SO = (ACADEMY OF MANAGEMENT JOURNAL OR ACADEMY OF MANAGEMENT REVIEW OR ACCOUNTING ORGANIZATIONS "AND" SOCIETY OR ADMINISTRATIVE SCIENCE QUARTERLY OR AMERICAN ECONOMIC REVIEW OR CONTEMPORARY ACCOUNTING RESEARCH OR ECONOMETRICA OR ENTREPRENEURSHIP THEORY "AND" PRACTICE OR HARVARD BUSINESS REVIEW OR HUMAN RELATIONS OR HUMAN RESOURCE MANAGEMENT OR INFORMATION SYSTEMS RESEARCH OR JOURNAL OF ACCOUNTING RESEARCH OR JOURNAL OF APPLIED PSYCHOLOGY OR JOURNAL OF BUSINESS ETHICS OR JOURNAL OF BUSINESS VENTURING OR JOURNAL OF CONSUMER PSYCHOLOGY OR JOURNAL OF CONSUMER RESEARCH OR JOURNAL OF FINANCE OR JOURNAL OF FINANCIAL "AND" QUANTITATIVE ANALYSIS OR JOURNAL OF FINANCIAL ECONOMICS OR JOURNAL OF INTERNATIONAL BUSINESS STUDIES OR JOURNAL OF MANAGEMENT OR JOURNAL OF MANAGEMENT INFORMATION SYSTEMS OR JOURNAL OF MANAGEMENT STUDIES OR JOURNAL OF MARKETING OR JOURNAL OF OPERATIONS MANAGEMENT OR JOURNAL OF POLITICAL ECONOMY OR JOURNAL OF THE ACADEMY OF MARKETING SCIENCE OR MANAGEMENT SCIENCE OR MARKETING SCIENCE OR MIS QUARTERLY OR ORGANIZATION SCIENCE OR ORGANIZATIONAL BEHAVIOR "AND" HUMAN DECISION PROCESSES OR PRODUCTION "AND" OPERATIONS MANAGEMENT OR QUARTERLY JOURNAL OF ECONOMICS OR RESEARCH POLICY OR REVIEW OF ACCOUNTING STUDIES OR REVIEW OF ECONOMIC STUDIES OR REVIEW OF FINANCE OR REVIEW OF FINANCIAL STUDIES OR SLOAN MANAGEMENT REVIEW OR STRATEGIC ENTREPRENEURSHIP JOURNAL OR STRATEGIC MANAGEMENT JOURNAL OR ACCOUNTING REVIEW OR ORGANIZATION STUDIES OR OPERATIONS RESEARCH OR JOURNAL OF MARKETING RESEARCH OR JOURNAL OF ACCOUNTING ECONOMICS OR M SOM MANUFACTURING SERVICE OPERATIONS MANAGEMENT)
You can cut and paste the above string into Web of Science advanced search and click search, or if you have a Web of Science account, you can click on the following link, login with your personal account and look at the results.
As at the time of writing, I see 213,753 matches coming from all 50 journals in the FT50.
You might want to use the different filters/facets like “Publication Titles”, “Publication Years” to do a final spot-check to see if everything is in order first.
Once you are satisfied this search works reasonably well, proceed to step 2. Create and run a separate search just for your keywords
For Step 2, for illustrative purposes, we are going to match one or more of the following three keywords (this is just an example you can add more) using the advanced search.
- “employ* image”
- “employ* brand equity”
- “employ* reputation”
For this search, we decided to match a list of keywords in the “Topic” field. We can see this uses the field tag – TS. This will search for the keyword in the following fields:

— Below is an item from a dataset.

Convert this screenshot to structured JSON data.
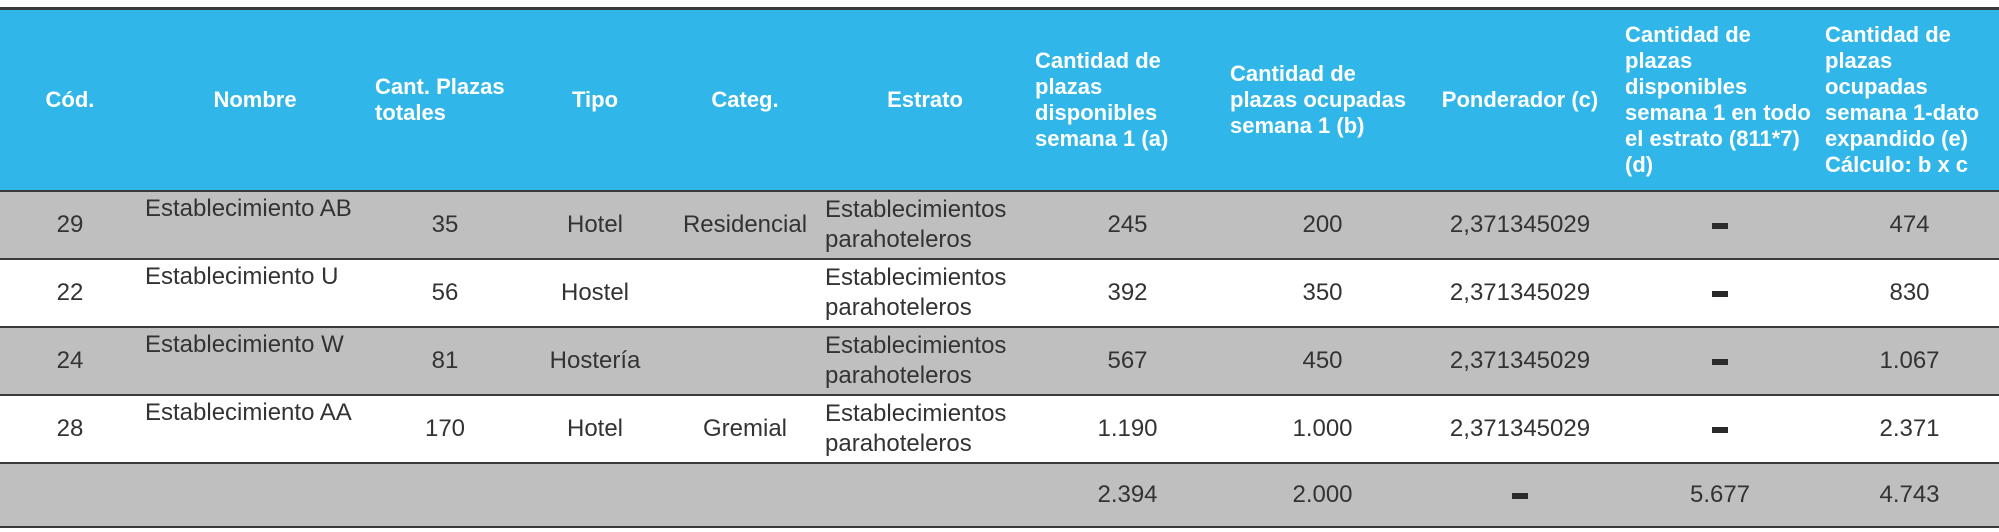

- Author Keywords
- Keywords Plus
Here’s the resulting search query string
((TS=(“employ* image” )) OR TS=(“employ* brand equity” )) OR TS=(“employ* reputation” )
At the time of writing this gives me 432 results. However, most of this might not be in the 50 journals we care about.
Step 3 or the final step is to combine the two search queries we have tested. To do this go to Web of Science advanced search and scroll to the bottom of the page.
Look for the two search queries we have done earlier – both the search query covering the 50 FT journals as well as the search query covering the keywords we are interested in.
Select the two search queries, then click on “Combine Sets” and select AND in the dropdown menu. This will generate the final needed query (Click and sign in with your WOS account).
As you can see from the screenshot above at the time of writing there are 12 results.
Once you have the needed query, you can click on the “bell icon” next to each query and create a search alert for any new results matching the search to be emailed to you.
Also notice that because you split the search into two, you can easily reuse Search Query #2 (which matches the journals) when needed with other keyword searches.
While the logic behind creating search queries for matching journal lists can be simple, in practice some work needs to be done to ensure the search is accurate. Hopefully this article has helped you think through the steps needed for working with Web of Science. We will cover how to do the same search for Scopus next month.